The Atrocity Of War


The Atrocity of War More than an end to war, we want an

end to the beginning of all wars - yes, an end to this brutal,

inhuman and thoroughly impractical method of settling the

differences between governments (Franklin D. Roosevelt).

In some people\'s minds, war is glorified. The romanticized

perspective that society bases war on is reversed in the

book Catch-22. The Vietnam War established the book as

an anti-war classic because of the war\'s paradoxical nature.

Heller perceives war as a no win situation. The book

elaborates on the sane and the insane ways of the nation.

The question is who is to determine the insane? It all comes

back to the paradox that \'Catch-22\' delivers. The trauma

this book illustrates threatens the government\'s ideal of

peace. There was a time when Heller\'s classic satire on the

murderous insanity of war was nothing less than a rite of

passage. Throughout the book it reveals a portrait of war

that is the reality. The sarcasm and structure of this novel is

Heller\'s way to show the actuality of war\'s dispair. The

author exemplifies war as trivial; his characters are not

fighting the enemy, but they are fighting within themselves.

The world has known war ever since the beginning of time,

but time has to change if the nation is going to prosper in a

positive direction. In Catch-22 most of the sane characters

put all of their time and energy into getting home. Yossarian,

the main character in the book, was the most determined to

stay alive. "The enemy," retorted Yossarian, "is anybody

who\'s going to get you killed, no matter which side he\'s on"

(120). All around him he felt people were trying to kill him.

His main fear was everyone, including his troops, were

shooting at him. Yossarian informs, "They\'re trying to kill

me" (11). Everywhere he turned he thought people were

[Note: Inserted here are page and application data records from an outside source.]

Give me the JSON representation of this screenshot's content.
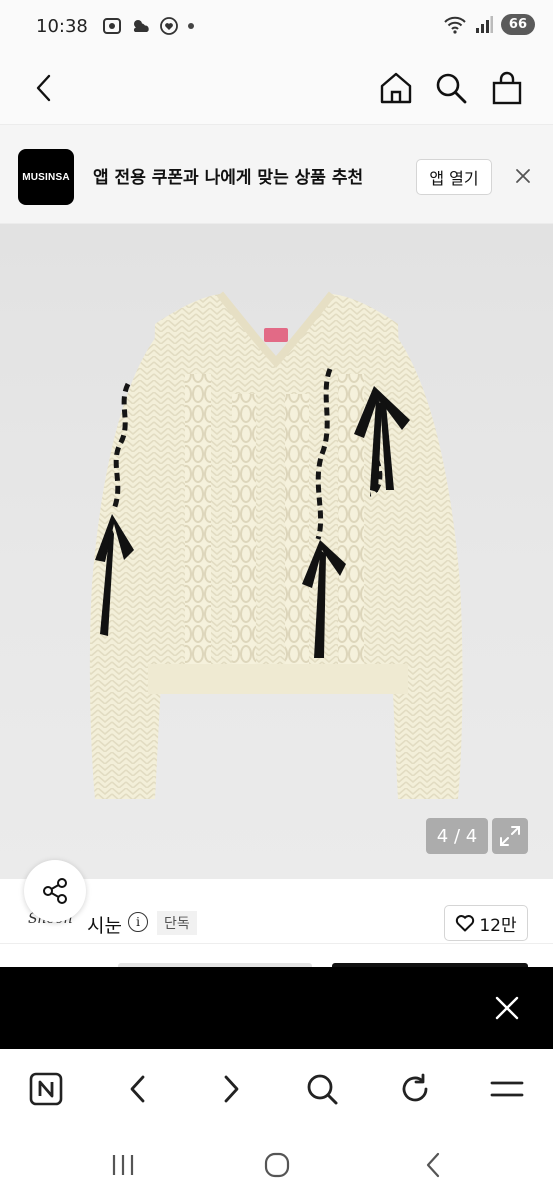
{
  "status_bar": {
    "time": "10:38",
    "left_icons": [
      "screenshot-icon",
      "weather-icon",
      "heart-icon",
      "dot-icon"
    ],
    "right_icons": [
      "wifi-icon",
      "signal-icon"
    ],
    "battery": "66"
  },
  "header": {
    "icons": [
      "back-arrow-icon",
      "home-icon",
      "search-icon",
      "shopping-bag-icon"
    ]
  },
  "app_banner": {
    "logo_text": "MUSINSA",
    "message": "앱 전용 쿠폰과 나에게 맞는 상품 추천",
    "open_button": "앱 열기"
  },
  "product_image": {
    "page_indicator": "4 / 4",
    "description": "cream cable-knit cardigan with black ribbon bows"
  },
  "brand": {
    "logo_text": "Shoon",
    "name": "시눈",
    "badge": "단독",
    "likes": "12만"
  },
  "browser_toolbar": {
    "icons": [
      "naver-home-icon",
      "back-icon",
      "forward-icon",
      "search-icon",
      "refresh-icon",
      "menu-icon"
    ]
  },
  "system_nav": {
    "icons": [
      "recent-apps-icon",
      "home-icon",
      "back-icon"
    ]
  },
  "colors": {
    "banner_bg": "#f5f5f5",
    "overlay_bar": "#000000",
    "badge_bg": "#f1f1f1",
    "sweater": "#f3efd9"
  }
}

after him. Even in the dining hall, he sensed the cooks

wanted to poison him. With the trauma he went through

nobody can blame him for being paranoid. Anything he

could do to get out of missions he tried. The goal that he set

was to go home alive, and he would do anything to achieve

it. Never did he think twice about what duty he had to

accomplish for his government. The whole objective in war

is for innocent people to die. Not only did Yossarian fight to

go home, but also he fought with the guilt he had to

encounter for his lack of bravery. Nothing that he faced

could stop him from leaving the war. Not only did he have to

battle the constant fear of death, he also had to fight the

inner trauma that was killing him inside. Another character in

the story who struggles against his own internal conflicts with

reality is Doc Daneeka. His character represents many of

the soldiers who go to war. All Daneeka was worried about

was his own welfare. His patients would approach him in

much more of a terrible condition than he was, but he would

only be concerned about himself. Not only did he hate

participating in the war, but also hated flying in airplanes.

Doc stated in his own words, "I don\'t have to go looking for

trouble in an airplane" (28). He felt that troubles come after

him so there is no reason to take any actions that might get

him involved in more trouble. Instead of taking the initiative

to help the injured he opted to save his own life. The last

thing he was worried about was his American pride. Nothing

was more important to him than getting out of the war

predicament. The status of his men were not of a significance

to him. Doc was interested in the economic, social, and

political conditions of his own benefit. Just as many soldiers

do in war, Daneeka didn\'t understand why this was

happening to him. He pointed out, "You think you have

something to be afraid about" (171)? The Doc lost

everything he had and all of the potential because of the war.

He left at the end of the novel as a dead man that is really

alive, which just is an example of a catch-22. War was not

an option to him; it was something he had to do. The

magnified viewpoint that the government perceives war as is

altered as soon as a solider steps on the battlefield. Doc

never had the outlook of a brave man. His soul was

concealed in cowardliness. It all comes down to the same

concept of war; people stop fighting for their country, and

they